The Only Country Where Every Starbucks Store Is Company-Owned

Starbucks is famous for a few things: Drinks made of more milk and sugar than coffee, the iconic mermaid logo, and a categorical refusal to franchise. "To me, franchisees are middlemen who would stand between us and our customer... If we had franchised [as some executives wanted to in the 1980s], Starbucks would have lost the common culture that made us strong," explained former CEO Howard Schultz in his 1997 memoir (via Business Insider).

The coffee company does, however, license a large number of its stores in the United States. This allows Starbucks to maintain control over their image and operations, while also bringing in additional revenue and expansion possibilities (per Forbes). Licensed locations in grocery stores and various airports have boosted sales and held onto return customers through expansion of the company's hugely popular loyalty rewards program, Starbucks Connect (via Insider).
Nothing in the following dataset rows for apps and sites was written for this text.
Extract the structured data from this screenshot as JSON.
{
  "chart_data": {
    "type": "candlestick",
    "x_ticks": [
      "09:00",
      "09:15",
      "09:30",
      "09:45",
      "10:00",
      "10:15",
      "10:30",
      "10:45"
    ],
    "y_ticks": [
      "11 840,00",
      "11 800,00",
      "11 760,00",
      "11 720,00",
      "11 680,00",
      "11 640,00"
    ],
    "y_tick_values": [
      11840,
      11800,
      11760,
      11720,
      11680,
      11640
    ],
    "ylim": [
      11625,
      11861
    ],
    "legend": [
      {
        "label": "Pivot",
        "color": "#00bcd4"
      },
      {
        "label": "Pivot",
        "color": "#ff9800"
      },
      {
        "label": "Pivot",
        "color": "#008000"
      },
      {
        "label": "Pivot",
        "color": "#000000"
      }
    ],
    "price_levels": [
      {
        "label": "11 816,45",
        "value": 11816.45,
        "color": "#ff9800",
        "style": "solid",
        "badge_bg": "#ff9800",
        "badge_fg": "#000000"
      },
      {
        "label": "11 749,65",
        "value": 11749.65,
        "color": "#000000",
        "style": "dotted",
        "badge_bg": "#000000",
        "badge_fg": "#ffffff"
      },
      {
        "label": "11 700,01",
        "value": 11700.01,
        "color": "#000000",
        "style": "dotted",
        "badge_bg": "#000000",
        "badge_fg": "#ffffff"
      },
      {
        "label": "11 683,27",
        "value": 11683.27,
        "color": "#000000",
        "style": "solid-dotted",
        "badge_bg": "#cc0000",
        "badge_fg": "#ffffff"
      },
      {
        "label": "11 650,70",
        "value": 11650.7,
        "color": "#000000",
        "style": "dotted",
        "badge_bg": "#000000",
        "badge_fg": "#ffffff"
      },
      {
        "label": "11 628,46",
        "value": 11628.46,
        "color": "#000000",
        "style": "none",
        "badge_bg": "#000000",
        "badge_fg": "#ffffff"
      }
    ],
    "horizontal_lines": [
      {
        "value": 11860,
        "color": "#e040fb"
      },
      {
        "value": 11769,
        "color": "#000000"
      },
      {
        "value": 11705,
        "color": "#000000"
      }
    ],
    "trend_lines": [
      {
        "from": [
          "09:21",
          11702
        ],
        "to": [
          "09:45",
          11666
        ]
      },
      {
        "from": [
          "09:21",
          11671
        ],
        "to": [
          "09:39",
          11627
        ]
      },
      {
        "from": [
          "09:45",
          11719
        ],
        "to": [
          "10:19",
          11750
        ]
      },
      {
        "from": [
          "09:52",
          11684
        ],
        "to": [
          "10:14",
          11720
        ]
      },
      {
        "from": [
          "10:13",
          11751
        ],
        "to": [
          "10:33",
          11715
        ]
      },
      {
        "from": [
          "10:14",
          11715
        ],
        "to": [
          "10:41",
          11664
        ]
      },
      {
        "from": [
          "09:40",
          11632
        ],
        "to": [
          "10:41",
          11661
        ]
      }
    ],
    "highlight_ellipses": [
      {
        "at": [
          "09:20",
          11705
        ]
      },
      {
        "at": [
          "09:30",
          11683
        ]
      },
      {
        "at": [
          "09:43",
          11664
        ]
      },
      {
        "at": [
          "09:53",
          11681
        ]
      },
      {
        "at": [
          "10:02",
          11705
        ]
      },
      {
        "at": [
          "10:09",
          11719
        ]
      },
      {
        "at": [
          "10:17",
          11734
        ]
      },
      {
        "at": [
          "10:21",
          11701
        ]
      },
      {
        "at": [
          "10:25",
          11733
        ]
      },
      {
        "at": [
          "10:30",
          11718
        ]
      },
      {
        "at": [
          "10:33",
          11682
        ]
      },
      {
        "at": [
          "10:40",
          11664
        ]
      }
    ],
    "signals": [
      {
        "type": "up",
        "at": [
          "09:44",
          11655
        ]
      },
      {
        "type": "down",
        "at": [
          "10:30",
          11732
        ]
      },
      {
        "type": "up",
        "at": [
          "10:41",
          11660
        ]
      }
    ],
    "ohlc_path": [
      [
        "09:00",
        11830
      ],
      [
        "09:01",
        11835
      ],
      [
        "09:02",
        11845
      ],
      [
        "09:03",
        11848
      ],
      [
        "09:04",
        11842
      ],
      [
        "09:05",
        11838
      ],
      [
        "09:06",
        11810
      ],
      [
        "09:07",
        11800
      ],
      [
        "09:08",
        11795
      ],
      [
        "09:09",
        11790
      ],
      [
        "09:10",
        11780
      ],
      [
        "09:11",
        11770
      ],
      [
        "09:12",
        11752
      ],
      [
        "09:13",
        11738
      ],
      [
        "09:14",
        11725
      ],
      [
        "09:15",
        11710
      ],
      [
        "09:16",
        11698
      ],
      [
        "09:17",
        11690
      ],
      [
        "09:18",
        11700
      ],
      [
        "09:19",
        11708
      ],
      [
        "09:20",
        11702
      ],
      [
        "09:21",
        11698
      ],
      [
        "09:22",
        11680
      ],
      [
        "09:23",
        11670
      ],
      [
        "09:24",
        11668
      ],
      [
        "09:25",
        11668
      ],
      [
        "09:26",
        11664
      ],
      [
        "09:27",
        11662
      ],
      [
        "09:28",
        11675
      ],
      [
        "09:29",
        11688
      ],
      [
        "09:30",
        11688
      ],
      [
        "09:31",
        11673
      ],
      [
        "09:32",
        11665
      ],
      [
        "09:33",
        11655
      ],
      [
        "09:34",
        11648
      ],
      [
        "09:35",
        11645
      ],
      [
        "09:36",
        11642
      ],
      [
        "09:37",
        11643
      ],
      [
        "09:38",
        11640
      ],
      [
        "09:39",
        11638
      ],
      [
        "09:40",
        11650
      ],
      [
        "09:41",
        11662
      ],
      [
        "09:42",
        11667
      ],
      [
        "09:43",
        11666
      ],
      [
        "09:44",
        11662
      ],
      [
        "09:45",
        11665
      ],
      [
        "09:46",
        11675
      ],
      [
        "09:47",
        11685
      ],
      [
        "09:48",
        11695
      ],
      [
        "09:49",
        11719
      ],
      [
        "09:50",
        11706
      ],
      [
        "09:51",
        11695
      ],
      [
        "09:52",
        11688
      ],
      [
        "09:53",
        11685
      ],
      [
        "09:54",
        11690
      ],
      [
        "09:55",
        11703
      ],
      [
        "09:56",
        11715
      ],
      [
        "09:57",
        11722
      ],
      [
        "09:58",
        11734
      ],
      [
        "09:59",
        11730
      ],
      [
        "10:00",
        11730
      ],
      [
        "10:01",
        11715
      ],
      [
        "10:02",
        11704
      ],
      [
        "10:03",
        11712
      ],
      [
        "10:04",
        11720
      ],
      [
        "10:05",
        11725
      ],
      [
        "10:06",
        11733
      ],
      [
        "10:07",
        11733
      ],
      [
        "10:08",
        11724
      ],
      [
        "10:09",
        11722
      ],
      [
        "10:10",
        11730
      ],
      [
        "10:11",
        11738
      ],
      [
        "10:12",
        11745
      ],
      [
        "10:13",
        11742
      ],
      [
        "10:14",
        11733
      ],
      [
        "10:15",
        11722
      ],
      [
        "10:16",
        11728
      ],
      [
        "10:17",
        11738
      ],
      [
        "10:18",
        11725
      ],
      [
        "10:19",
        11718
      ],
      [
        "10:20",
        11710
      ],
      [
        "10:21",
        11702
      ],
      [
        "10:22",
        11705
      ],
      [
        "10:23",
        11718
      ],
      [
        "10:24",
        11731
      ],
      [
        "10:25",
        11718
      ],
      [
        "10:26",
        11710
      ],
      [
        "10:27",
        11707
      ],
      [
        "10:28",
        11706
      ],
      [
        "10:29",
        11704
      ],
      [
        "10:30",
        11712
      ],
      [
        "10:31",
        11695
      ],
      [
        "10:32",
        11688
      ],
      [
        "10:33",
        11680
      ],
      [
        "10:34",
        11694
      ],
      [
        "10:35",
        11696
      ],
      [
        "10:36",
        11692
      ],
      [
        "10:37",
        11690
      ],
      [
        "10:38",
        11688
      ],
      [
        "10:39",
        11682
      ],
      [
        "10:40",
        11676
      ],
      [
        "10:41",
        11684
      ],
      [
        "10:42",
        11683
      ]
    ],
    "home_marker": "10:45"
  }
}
Licensing aside, company owned Starbucks locations are still a cornerstone of the business, but according to CNBC, only 59% of Starbucks stores in North America fit this criteria. Would you believe that there is one country where Starbucks stores are not only 100% company owned, but also make up 15% of the company's global net revenue, per CNBC?

China is Starbucks' secret powerhouse

Starbucks opened its first store in China in 1999 in Beijing, and now owns 6,000 stores in mainland China across more than 230 cities, employing over 60,000 partners, according to Starbucks' website. When the company first launched in China, a bold strategic move, they tweaked their menu to focus on products that mirrored local food and beverage traditions tailored to each region, and forged strategic partnerships with local companies like Beijing Mei Da, Uni-President, and Maxim's Caterers (via Forbes). In 2017, Starbucks bought out its joint venture partner in China for $1.3 billion, assuming full ownership of (at the time) around 1,300 stores, in addition to the 1,500 it already owned outright (via BBC).

Starbucks has opened coffee bean farms in China, bringing on local coffee growers to secure their supply chain and develop interest in the growing Chinese coffee market (via Wall Street Journal). By 2020, Starbucks made up 36.4% of the freshly ground coffee market in China (per Statista). According to Reuters, Starbucks announced in September 2022 that it planned to have 9,000 stores in China by 2025, which would mean the company would have to open a new store every nine hours for three years. You certainly can't doubt their commitment to keeping Asia curated and caffeinated.